Pearl Jam canceled this Wednesday’s (April 20th) concert in Raleigh, North Carolina in protest of the state’s new anti-LGBT law, known officially as HB2 or the Public Facilities Privacy and Security Act. In a statement on the band’s website, the band said, “The HB2 law that was recently passed is a despicable piece of legislation that encourages discrimination against an entire group of American citizens. The practical implications are expansive and its negative impact upon basic human rights is profound.
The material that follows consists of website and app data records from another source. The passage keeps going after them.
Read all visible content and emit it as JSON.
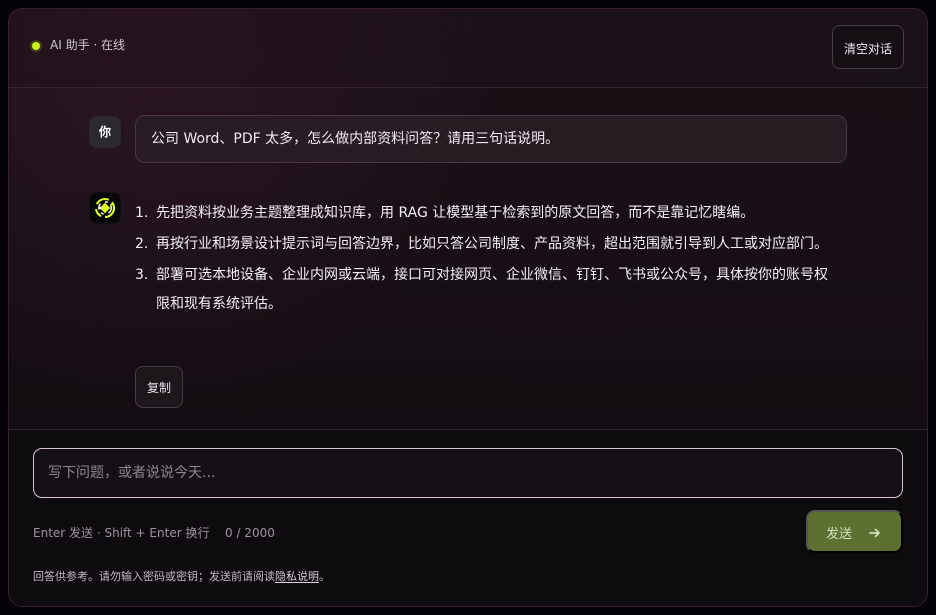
{
  "header": {
    "status_text": "AI 助手 · 在线",
    "clear_button_label": "清空对话"
  },
  "messages": {
    "user": {
      "avatar_text": "你",
      "text": "公司 Word、PDF 太多，怎么做内部资料问答？请用三句话说明。"
    },
    "assistant": {
      "icon": "assistant-logo-icon",
      "items": [
        {
          "number": "1.",
          "text": "先把资料按业务主题整理成知识库，用 RAG 让模型基于检索到的原文回答，而不是靠记忆瞎编。"
        },
        {
          "number": "2.",
          "text": "再按行业和场景设计提示词与回答边界，比如只答公司制度、产品资料，超出范围就引导到人工或对应部门。"
        },
        {
          "number": "3.",
          "text": "部署可选本地设备、企业内网或云端，接口可对接网页、企业微信、钉钉、飞书或公众号，具体按你的账号权限和现有系统评估。"
        }
      ],
      "copy_button_label": "复制"
    }
  },
  "composer": {
    "input_value": "",
    "input_placeholder": "写下问题，或者说说今天...",
    "shortcut_hint": "Enter 发送 · Shift + Enter 换行",
    "counter": "0 / 2000",
    "send_button_label": "发送",
    "send_icon": "arrow-right-icon"
  },
  "footer": {
    "disclaimer_prefix": "回答供参考。请勿输入密码或密钥；发送前请阅读",
    "privacy_link": "隐私说明",
    "disclaimer_suffix": "。"
  },
  "colors": {
    "status": "#c9f21c",
    "send_button": "#5d7032",
    "accent_border": "#d8c7d3"
  }
}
We want America to be a place where no one can be turned away from a business because of who they love or fired from their job for who they are.”
The band added, “It is for this reason that we must take a stand against prejudice, along with other artists and businesses, and join those in North Carolina who are working to oppose HB2 and repair what is currently unacceptable. We have communicated with local groups and will be providing them with funds to help facilitate progress on this issue. In the meantime we will be watching with hope and waiting in line for a time when we can return.”
- HB2, signed into law late last month by Republican governor Pat McCrory, makes it illegal for transgender men who identify as women to use women’s restrooms in North Carolina. Opponents say that the wording of the law makes widespread discrimination against LGBT citizens in other areas of life, including work and family matters, also legal.
- In addition to Pearl Jam, Bruce Springsteen, Bryan Adams, Ringo Starr and others have canceled shows in North Carolina. Mumford & Sons did play its show there but donated all the profits to local LGBT groups.
- Pearl Jam singer Eddie Vedder has told us in the past that he finds it difficult but necessary to balance politics and music: [“Well, you don’t like to balance it at all. I’d rather just be an entertainer, but it just seems too important to back down and feel like, ‘Well, maybe I shouldn’t get into this territory because I want to remain an artist and I don’t want to confuse the people that listen to us or don’t want to turn them off because we’re talking about politics here.’ It’s like you have to act right now. You just have to.”] SOUNDCUE(:20 OC: . . . just have to.)
- Vedder addressed the issue during the band’s show in Hampton, Virginia on Monday night (April 18th), telling the largely appreciative audience, “We had to make a real tough call . . . we thought we could still play and make things right and we could fortify all the people on the ground working to repeal this despicable law.”
- He continued, “We thought we could take the money and give it to them and still play the show but the reality is there is nothing like the immense power like boycotting and putting a strain and it’s a shame because people are going to be affected that don’t deserve it but it could be the way that ultimately is gonna effect change . . . “
- Vedder also apologized to fans in Raleigh, people who planned to go to Raleigh for the show, and “to the locals who probably believe in the same things that we do.”
- Pearl Jam, who kicked off its current North American tour on April 8th, next plays in Columbia, South Carolina on Thursday (April 21st).
CHECK IT OUT: Watch Eddie Vedder address the North Carolina cancellation in Hampton, Virginia:
- Do you think Pearl Jam was right to boycott the show?
- Whether you agree or disagree with the band’s stance, does it still hurt their fans, local crew members and others who are caught in the crossfire over this?
- Or is boycotting the state and taking money out of it — like other acts and several major companies are doing — the only way to make a point?
INTERNET COMMENTS at Alternative Nation — agree or not?
TonyClifton wrote: “If Pearl Jam want to make a stand in this way that is their right, but people make many plans and it’s more than the cost of the tickets to the show that Im not sure they have calculated in. So do it and make a stand when it occurs, to not only show the definitive protest of such absurd legislation, but it’s also to give ample time to cancel any additional accommodations. I personally think playing the show and donating all proceeds to the causes fighting against this injustice would have been more helpful.”
Katie wrote: “I live in Asheville. I’m mortified to say I live in a state which would pass such legislation. I can understand exactly why Pearl Jam pulled out. Perhaps Eddie gets a bit passionate about his political beliefs, but better they have strong convictions and stand by what they believe in. I for one applaud them.”
Billy wrote: “i’m not against this, i’m happy they did it. I hope more and more bands do this. It’s time for ppl to realize it is 2016 and these old ways of thinking are just so obsolete and repressive.”
cmlukey wrote: “Bye-Bye, PJ. I am boycotting you, forever. These buffoons probably did not even read the law and have no concept of how gender-neutral facilities have endangered women and children.”
thechadmesser wrote: “Statistically speaking, cmlukey, children face a MUCH greater danger of being molested in church or in their own homes than in the restroom with a trans person. The argument that NC is protecting anything other than the votes and prejudices of idiots like you is moronic.